By Chris Lane
By Jeff Balke
By Aaron Reiss
By Angelica Leicht
By Dianna Wray
By Aaron Reiss
By Camilo Smith
By Craig Malisow
There to greet her at the Amarillo International Airport was a herd of reporters and cameramen, eager to record whatever profundity the Queen of Talk might allow upon alighting in Potter County.
On the face of it, the reason that she had come to the Texas Panhandle was absurd: Put simply, Oprah Winfrey was accused of libeling beef.
But the Trial of Oprah certainly had the makings of a juicy story: one of the nation's most influential and beloved African-Americans, defending herself in a mostly white, solidly conservative city, accused of defaming a product that's fattened for slaughter in the feedlots outside of town and then served up at the most famous local landmark, the Big Texan Steak Ranch. Then there was the dead-serious First Amendment issue to be decided: Can a person libel food by implying that it's not safe to eat?
But when Oprah finally blew into town on January 19, the television reporter for Amarillo's ABC affiliate had something else on his mind, a question that no doubt was on thousands of other local lips.
"What do you think of Amarillo?" the reporter asked the just-arrived Winfrey as she ducked into a black Suburban, a pair of drooling dogs nestled on her chest.
"At least the sun is shining," Oprah yelled as she sped away, teams of news crews in pursuit.
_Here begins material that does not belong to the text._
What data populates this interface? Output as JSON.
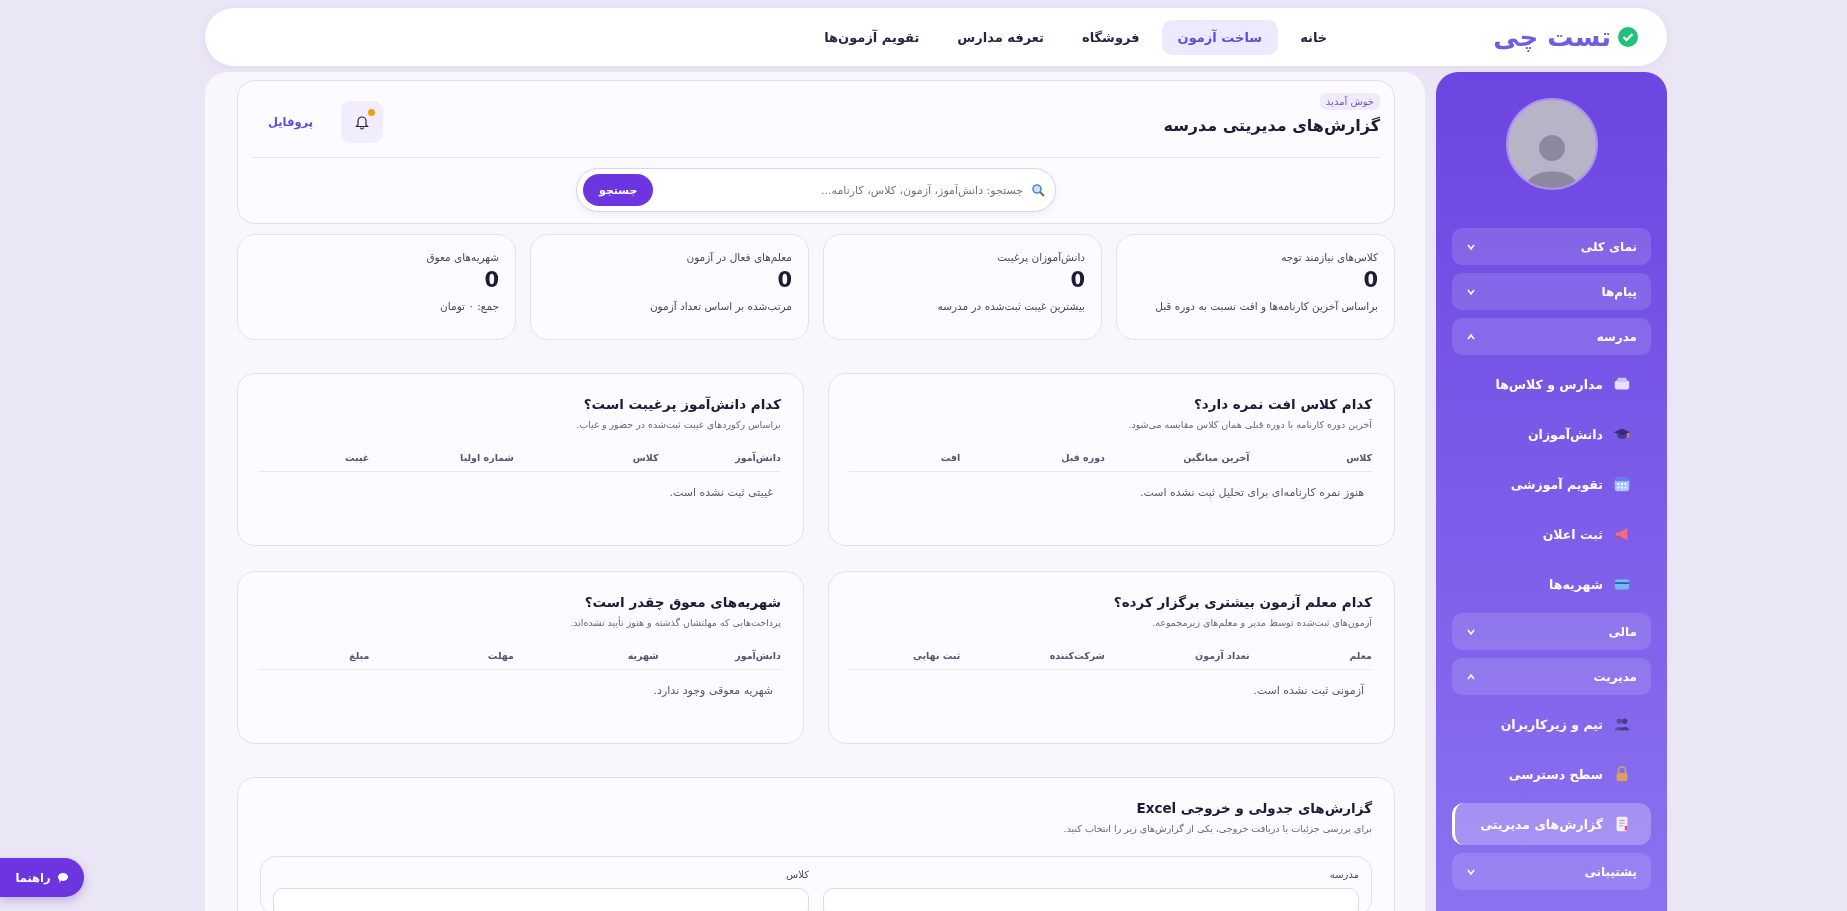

Perhaps that was Winfrey's way of saying that she wasn't too thrilled to be in Amarillo for a trial that was predicted to last at least six weeks; perhaps it was simply an acknowledgment of the obvious: that having been in town all of ten minutes, she hadn't quite had the time to form an opinion of her temporary home away from home.
The trial, as predicted, dragged on into February, but it was possible to draw two conclusions from the first few days of the Oprah trial, both of which were as certain as the sun shining over Amarillo: The state of the stargazing, run-and-gun American media is actually far worse than we knew, and Oprah Winfrey knows how to work a town.
Flat as a griddle and straddling Interstate 40, Amarillo is the very middle of middle America. The average worker here pulls down $24,000 a year in wages, and the city's housing stock offers everything from three-story colonial homes on the west side to rundown shotgun shacks on the north side. The local economy was built on meat: Amarillo is home to Texas's largest cattle auction, and some days, when the wind blows just right off the feedlots, the entire city is filled with the ripe scent of cow poop.
Filmmaker John Waters couldn't have set a better scene for the bizarre clash of celebrity, media and law that is Texas Beef Group, et al. v. Oprah Winfrey, et al.
In May 1996, Paul Engler, an Amarillo cattle feeder, sued Winfrey under Texas's "False Disparagement of Perishable Food Products" statute, a measure the Legislature approved with little notice in 1995. Engler claimed that Winfrey's April 16, 1996 show "Dangerous Food" was "edited for content" to spread lies about the safety of beef, costing the cattle industry around $10 million in lost sales.
The trial represents the first serious challenge to the new series of such "veggie libel laws," which 13 states have enacted. The laws generally make it easier to libel perishable foods than humans.
To understand the effect the case could have on free speech, imagine Mom's advice, "If you can't say something nice, don't say anything at all," applied to food instead of people. Upton Sinclair's The Jungle, with its gruesome descriptions of turn-of-the-century slaughterhouses, would never have seen print.
The Texas Cattle Feeders Association helped pass the food-disparagement law, laying out $100,000 to pay three lobbyists to persuade state lawmakers. Engler, not coincidentally, is an influential member of the association. His Amarillo-based Cactus Feeders Inc. is the largest privately owned cattle-feeding operation in the nation, responsible for fattening a quarter of the nation's cattle for slaughter.
His lawsuit against Oprah wasn't the first time Engler has taken part in a fight to muzzle the media when it says things he doesn't like. About ten years ago, he led a nasty battle against the Amarillo Globe-News when the newspaper accurately reported about cost overruns involving construction of the president's home at West Texas State University (now West Texas A&M University), in nearby Canyon. At the time, Engler's old friend, oil- and gas-man T. Boone Pickens, sat on the university's board of regents.
In his attempt to silence the paper, Engler headed a group called the Panhandle Citizens for a Better Amarillo Newspaper and demanded that the newspaper's ownership sell it to local interests. "The ultimate objective is to accomplish a change in ownership," Engler said at the time.
As part of a $60,000 effort to whip the town into a frenzy, Engler put on a rally at the Amarillo Civic Center and lured 1,500 persons with free food, drink and music.
Engler even pressured Chamber of Commerce president Larry Milner, who told the Amarillo public that his job was threatened unless he supported Engler's group. (The chamber apparently got the message: Before the Oprah trial, it issued a memo banning its employees from attending the tapings of her show.)